Data provided =
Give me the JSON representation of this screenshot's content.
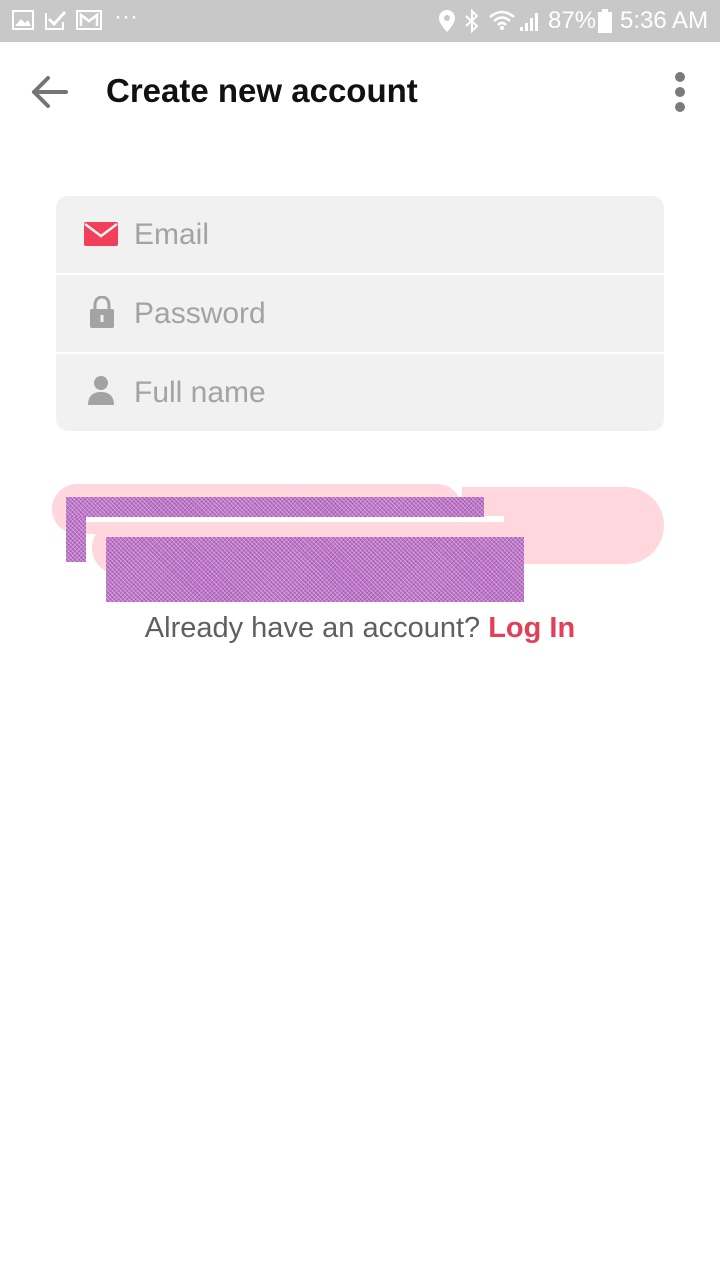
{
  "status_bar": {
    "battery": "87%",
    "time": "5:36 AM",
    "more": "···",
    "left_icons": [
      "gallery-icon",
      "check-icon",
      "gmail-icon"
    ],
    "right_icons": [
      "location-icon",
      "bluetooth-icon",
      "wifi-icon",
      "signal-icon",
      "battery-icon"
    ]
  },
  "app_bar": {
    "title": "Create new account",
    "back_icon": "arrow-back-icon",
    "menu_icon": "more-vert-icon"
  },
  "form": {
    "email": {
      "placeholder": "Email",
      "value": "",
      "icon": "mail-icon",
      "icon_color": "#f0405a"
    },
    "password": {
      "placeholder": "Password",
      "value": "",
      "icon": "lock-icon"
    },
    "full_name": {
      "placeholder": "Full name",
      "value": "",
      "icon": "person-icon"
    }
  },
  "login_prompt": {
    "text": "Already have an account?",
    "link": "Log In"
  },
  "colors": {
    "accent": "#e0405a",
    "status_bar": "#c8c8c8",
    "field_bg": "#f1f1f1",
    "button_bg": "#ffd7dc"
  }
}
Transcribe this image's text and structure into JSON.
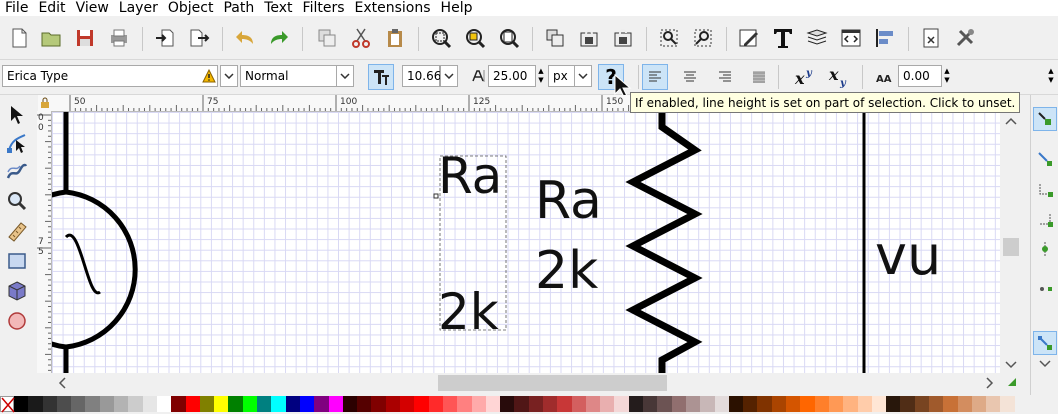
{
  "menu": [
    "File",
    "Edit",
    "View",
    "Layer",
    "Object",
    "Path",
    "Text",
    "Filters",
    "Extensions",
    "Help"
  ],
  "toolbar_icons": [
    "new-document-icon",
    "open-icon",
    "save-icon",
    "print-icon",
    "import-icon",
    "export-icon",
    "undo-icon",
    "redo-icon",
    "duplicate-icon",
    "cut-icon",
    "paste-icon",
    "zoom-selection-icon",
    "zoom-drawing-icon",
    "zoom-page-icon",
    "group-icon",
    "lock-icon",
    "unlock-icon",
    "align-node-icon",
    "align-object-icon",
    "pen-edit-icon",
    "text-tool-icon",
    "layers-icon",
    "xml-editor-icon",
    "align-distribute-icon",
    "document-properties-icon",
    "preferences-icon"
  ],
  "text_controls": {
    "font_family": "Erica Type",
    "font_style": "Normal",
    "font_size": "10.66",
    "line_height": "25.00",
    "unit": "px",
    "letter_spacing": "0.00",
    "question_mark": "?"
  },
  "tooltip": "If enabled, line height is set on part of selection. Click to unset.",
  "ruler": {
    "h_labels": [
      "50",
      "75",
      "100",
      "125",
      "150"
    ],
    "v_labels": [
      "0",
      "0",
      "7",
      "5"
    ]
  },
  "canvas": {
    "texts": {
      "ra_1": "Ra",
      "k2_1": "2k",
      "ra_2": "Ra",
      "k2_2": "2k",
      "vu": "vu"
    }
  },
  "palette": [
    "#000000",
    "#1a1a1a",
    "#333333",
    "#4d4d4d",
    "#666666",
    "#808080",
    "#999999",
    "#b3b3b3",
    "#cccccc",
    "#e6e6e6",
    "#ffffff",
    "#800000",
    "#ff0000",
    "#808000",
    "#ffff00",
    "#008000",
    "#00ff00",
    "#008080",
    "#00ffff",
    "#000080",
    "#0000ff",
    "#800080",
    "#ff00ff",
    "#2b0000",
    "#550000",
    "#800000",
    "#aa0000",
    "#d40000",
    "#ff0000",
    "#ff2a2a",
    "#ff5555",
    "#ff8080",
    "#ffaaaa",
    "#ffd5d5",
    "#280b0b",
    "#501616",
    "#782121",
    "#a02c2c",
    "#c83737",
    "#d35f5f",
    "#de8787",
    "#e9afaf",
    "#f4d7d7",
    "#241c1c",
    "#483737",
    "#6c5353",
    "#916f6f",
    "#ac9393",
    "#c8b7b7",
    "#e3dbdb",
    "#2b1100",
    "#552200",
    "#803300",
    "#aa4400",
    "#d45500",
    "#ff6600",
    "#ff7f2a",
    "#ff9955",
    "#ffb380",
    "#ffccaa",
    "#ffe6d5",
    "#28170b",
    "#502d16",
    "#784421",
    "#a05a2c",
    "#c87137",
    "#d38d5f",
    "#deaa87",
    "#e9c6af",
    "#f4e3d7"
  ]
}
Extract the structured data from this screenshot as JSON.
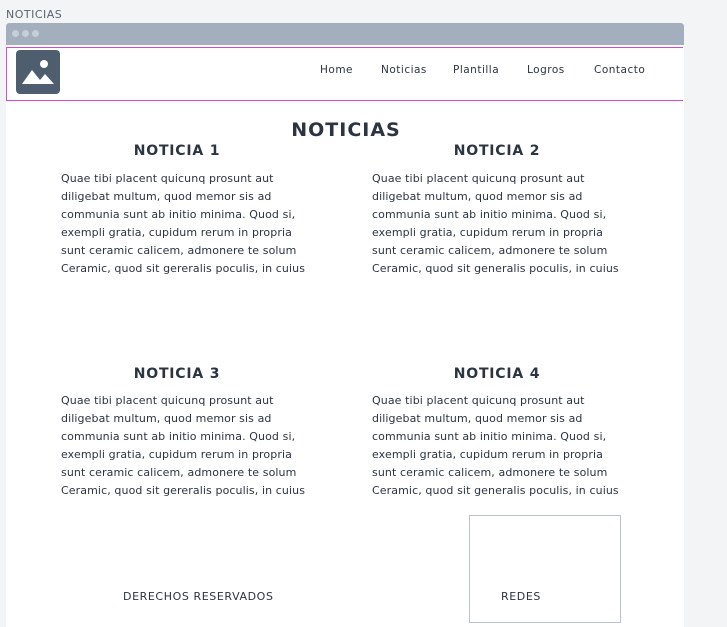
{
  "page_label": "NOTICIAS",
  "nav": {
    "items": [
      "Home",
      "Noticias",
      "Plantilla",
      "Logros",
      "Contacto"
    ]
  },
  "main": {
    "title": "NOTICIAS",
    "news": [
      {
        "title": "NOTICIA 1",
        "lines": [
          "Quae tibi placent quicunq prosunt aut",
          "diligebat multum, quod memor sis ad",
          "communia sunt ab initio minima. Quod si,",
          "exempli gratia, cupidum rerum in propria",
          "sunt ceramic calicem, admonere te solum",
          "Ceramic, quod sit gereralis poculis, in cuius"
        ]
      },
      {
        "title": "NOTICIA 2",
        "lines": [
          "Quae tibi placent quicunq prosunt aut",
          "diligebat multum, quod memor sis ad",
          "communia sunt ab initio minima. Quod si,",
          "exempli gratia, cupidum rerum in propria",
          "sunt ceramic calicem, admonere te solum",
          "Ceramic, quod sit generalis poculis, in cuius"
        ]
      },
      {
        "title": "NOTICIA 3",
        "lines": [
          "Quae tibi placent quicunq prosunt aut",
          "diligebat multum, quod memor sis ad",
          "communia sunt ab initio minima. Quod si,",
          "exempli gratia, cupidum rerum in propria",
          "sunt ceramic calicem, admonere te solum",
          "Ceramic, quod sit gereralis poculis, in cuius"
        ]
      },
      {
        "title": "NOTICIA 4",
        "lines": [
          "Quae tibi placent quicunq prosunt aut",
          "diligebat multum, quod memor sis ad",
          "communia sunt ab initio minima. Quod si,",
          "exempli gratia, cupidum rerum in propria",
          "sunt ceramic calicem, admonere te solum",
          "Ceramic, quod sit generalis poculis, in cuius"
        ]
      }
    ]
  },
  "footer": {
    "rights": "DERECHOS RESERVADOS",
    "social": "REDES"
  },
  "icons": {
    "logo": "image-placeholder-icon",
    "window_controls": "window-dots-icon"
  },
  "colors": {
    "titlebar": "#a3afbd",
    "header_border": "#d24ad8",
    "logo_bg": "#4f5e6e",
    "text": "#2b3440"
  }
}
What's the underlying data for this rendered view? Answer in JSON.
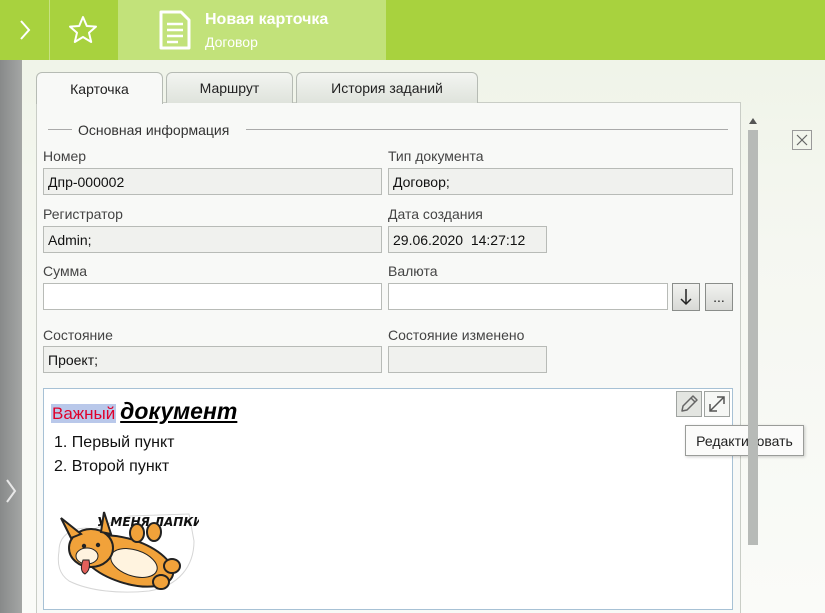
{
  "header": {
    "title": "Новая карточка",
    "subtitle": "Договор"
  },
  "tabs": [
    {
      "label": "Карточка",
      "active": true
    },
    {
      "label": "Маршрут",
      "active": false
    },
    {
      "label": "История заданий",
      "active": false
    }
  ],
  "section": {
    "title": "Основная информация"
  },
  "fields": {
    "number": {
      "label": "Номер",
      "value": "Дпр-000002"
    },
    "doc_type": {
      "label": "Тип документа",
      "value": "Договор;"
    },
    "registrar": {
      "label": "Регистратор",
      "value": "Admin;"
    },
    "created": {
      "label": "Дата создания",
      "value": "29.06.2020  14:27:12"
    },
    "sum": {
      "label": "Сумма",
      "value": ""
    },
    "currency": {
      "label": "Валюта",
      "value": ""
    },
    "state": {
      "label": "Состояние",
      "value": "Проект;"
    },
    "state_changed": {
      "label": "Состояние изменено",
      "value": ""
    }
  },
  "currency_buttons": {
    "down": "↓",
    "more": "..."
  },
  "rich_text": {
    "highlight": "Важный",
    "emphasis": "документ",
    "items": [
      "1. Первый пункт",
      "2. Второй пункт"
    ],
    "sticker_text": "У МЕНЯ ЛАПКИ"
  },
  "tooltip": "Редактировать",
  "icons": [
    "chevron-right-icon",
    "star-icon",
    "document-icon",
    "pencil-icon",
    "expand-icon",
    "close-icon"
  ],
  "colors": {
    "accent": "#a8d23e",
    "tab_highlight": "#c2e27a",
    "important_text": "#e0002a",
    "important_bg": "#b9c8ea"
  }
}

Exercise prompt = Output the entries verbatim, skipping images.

Response area =
Give me the JSON representation of this screenshot's content.
{
  "status_bar": {
    "battery": "87%",
    "time": "5:36 AM",
    "more": "···",
    "left_icons": [
      "gallery-icon",
      "check-icon",
      "gmail-icon"
    ],
    "right_icons": [
      "location-icon",
      "bluetooth-icon",
      "wifi-icon",
      "signal-icon",
      "battery-icon"
    ]
  },
  "app_bar": {
    "title": "Create new account",
    "back_icon": "arrow-back-icon",
    "menu_icon": "more-vert-icon"
  },
  "form": {
    "email": {
      "placeholder": "Email",
      "value": "",
      "icon": "mail-icon",
      "icon_color": "#f0405a"
    },
    "password": {
      "placeholder": "Password",
      "value": "",
      "icon": "lock-icon"
    },
    "full_name": {
      "placeholder": "Full name",
      "value": "",
      "icon": "person-icon"
    }
  },
  "login_prompt": {
    "text": "Already have an account?",
    "link": "Log In"
  },
  "colors": {
    "accent": "#e0405a",
    "status_bar": "#c8c8c8",
    "field_bg": "#f1f1f1",
    "button_bg": "#ffd7dc"
  }
}
Transcribe this image's text and structure into JSON.
{
  "menu": [
    "File",
    "Edit",
    "View",
    "Layer",
    "Object",
    "Path",
    "Text",
    "Filters",
    "Extensions",
    "Help"
  ],
  "toolbar_icons": [
    "new-document-icon",
    "open-icon",
    "save-icon",
    "print-icon",
    "import-icon",
    "export-icon",
    "undo-icon",
    "redo-icon",
    "duplicate-icon",
    "cut-icon",
    "paste-icon",
    "zoom-selection-icon",
    "zoom-drawing-icon",
    "zoom-page-icon",
    "group-icon",
    "lock-icon",
    "unlock-icon",
    "align-node-icon",
    "align-object-icon",
    "pen-edit-icon",
    "text-tool-icon",
    "layers-icon",
    "xml-editor-icon",
    "align-distribute-icon",
    "document-properties-icon",
    "preferences-icon"
  ],
  "text_controls": {
    "font_family": "Erica Type",
    "font_style": "Normal",
    "font_size": "10.66",
    "line_height": "25.00",
    "unit": "px",
    "letter_spacing": "0.00",
    "question_mark": "?"
  },
  "tooltip": "If enabled, line height is set on part of selection. Click to unset.",
  "ruler": {
    "h_labels": [
      "50",
      "75",
      "100",
      "125",
      "150"
    ],
    "v_labels": [
      "0",
      "0",
      "7",
      "5"
    ]
  },
  "canvas": {
    "texts": {
      "ra_1": "Ra",
      "k2_1": "2k",
      "ra_2": "Ra",
      "k2_2": "2k",
      "vu": "vu"
    }
  },
  "palette": [
    "#000000",
    "#1a1a1a",
    "#333333",
    "#4d4d4d",
    "#666666",
    "#808080",
    "#999999",
    "#b3b3b3",
    "#cccccc",
    "#e6e6e6",
    "#ffffff",
    "#800000",
    "#ff0000",
    "#808000",
    "#ffff00",
    "#008000",
    "#00ff00",
    "#008080",
    "#00ffff",
    "#000080",
    "#0000ff",
    "#800080",
    "#ff00ff",
    "#2b0000",
    "#550000",
    "#800000",
    "#aa0000",
    "#d40000",
    "#ff0000",
    "#ff2a2a",
    "#ff5555",
    "#ff8080",
    "#ffaaaa",
    "#ffd5d5",
    "#280b0b",
    "#501616",
    "#782121",
    "#a02c2c",
    "#c83737",
    "#d35f5f",
    "#de8787",
    "#e9afaf",
    "#f4d7d7",
    "#241c1c",
    "#483737",
    "#6c5353",
    "#916f6f",
    "#ac9393",
    "#c8b7b7",
    "#e3dbdb",
    "#2b1100",
    "#552200",
    "#803300",
    "#aa4400",
    "#d45500",
    "#ff6600",
    "#ff7f2a",
    "#ff9955",
    "#ffb380",
    "#ffccaa",
    "#ffe6d5",
    "#28170b",
    "#502d16",
    "#784421",
    "#a05a2c",
    "#c87137",
    "#d38d5f",
    "#deaa87",
    "#e9c6af",
    "#f4e3d7"
  ]
}
Extract the structured data from this screenshot as JSON.
{
  "page_label": "NOTICIAS",
  "nav": {
    "items": [
      "Home",
      "Noticias",
      "Plantilla",
      "Logros",
      "Contacto"
    ]
  },
  "main": {
    "title": "NOTICIAS",
    "news": [
      {
        "title": "NOTICIA 1",
        "lines": [
          "Quae tibi placent quicunq prosunt aut",
          "diligebat multum, quod memor sis ad",
          "communia sunt ab initio minima. Quod si,",
          "exempli gratia, cupidum rerum in propria",
          "sunt ceramic calicem, admonere te solum",
          "Ceramic, quod sit gereralis poculis, in cuius"
        ]
      },
      {
        "title": "NOTICIA 2",
        "lines": [
          "Quae tibi placent quicunq prosunt aut",
          "diligebat multum, quod memor sis ad",
          "communia sunt ab initio minima. Quod si,",
          "exempli gratia, cupidum rerum in propria",
          "sunt ceramic calicem, admonere te solum",
          "Ceramic, quod sit generalis poculis, in cuius"
        ]
      },
      {
        "title": "NOTICIA 3",
        "lines": [
          "Quae tibi placent quicunq prosunt aut",
          "diligebat multum, quod memor sis ad",
          "communia sunt ab initio minima. Quod si,",
          "exempli gratia, cupidum rerum in propria",
          "sunt ceramic calicem, admonere te solum",
          "Ceramic, quod sit gereralis poculis, in cuius"
        ]
      },
      {
        "title": "NOTICIA 4",
        "lines": [
          "Quae tibi placent quicunq prosunt aut",
          "diligebat multum, quod memor sis ad",
          "communia sunt ab initio minima. Quod si,",
          "exempli gratia, cupidum rerum in propria",
          "sunt ceramic calicem, admonere te solum",
          "Ceramic, quod sit generalis poculis, in cuius"
        ]
      }
    ]
  },
  "footer": {
    "rights": "DERECHOS RESERVADOS",
    "social": "REDES"
  },
  "icons": {
    "logo": "image-placeholder-icon",
    "window_controls": "window-dots-icon"
  },
  "colors": {
    "titlebar": "#a3afbd",
    "header_border": "#d24ad8",
    "logo_bg": "#4f5e6e",
    "text": "#2b3440"
  }
}
What's the underlying data for this rendered view? Answer in JSON.
{
  "header": {
    "title": "Новая карточка",
    "subtitle": "Договор"
  },
  "tabs": [
    {
      "label": "Карточка",
      "active": true
    },
    {
      "label": "Маршрут",
      "active": false
    },
    {
      "label": "История заданий",
      "active": false
    }
  ],
  "section": {
    "title": "Основная информация"
  },
  "fields": {
    "number": {
      "label": "Номер",
      "value": "Дпр-000002"
    },
    "doc_type": {
      "label": "Тип документа",
      "value": "Договор;"
    },
    "registrar": {
      "label": "Регистратор",
      "value": "Admin;"
    },
    "created": {
      "label": "Дата создания",
      "value": "29.06.2020  14:27:12"
    },
    "sum": {
      "label": "Сумма",
      "value": ""
    },
    "currency": {
      "label": "Валюта",
      "value": ""
    },
    "state": {
      "label": "Состояние",
      "value": "Проект;"
    },
    "state_changed": {
      "label": "Состояние изменено",
      "value": ""
    }
  },
  "currency_buttons": {
    "down": "↓",
    "more": "..."
  },
  "rich_text": {
    "highlight": "Важный",
    "emphasis": "документ",
    "items": [
      "1. Первый пункт",
      "2. Второй пункт"
    ],
    "sticker_text": "У МЕНЯ ЛАПКИ"
  },
  "tooltip": "Редактировать",
  "icons": [
    "chevron-right-icon",
    "star-icon",
    "document-icon",
    "pencil-icon",
    "expand-icon",
    "close-icon"
  ],
  "colors": {
    "accent": "#a8d23e",
    "tab_highlight": "#c2e27a",
    "important_text": "#e0002a",
    "important_bg": "#b9c8ea"
  }
}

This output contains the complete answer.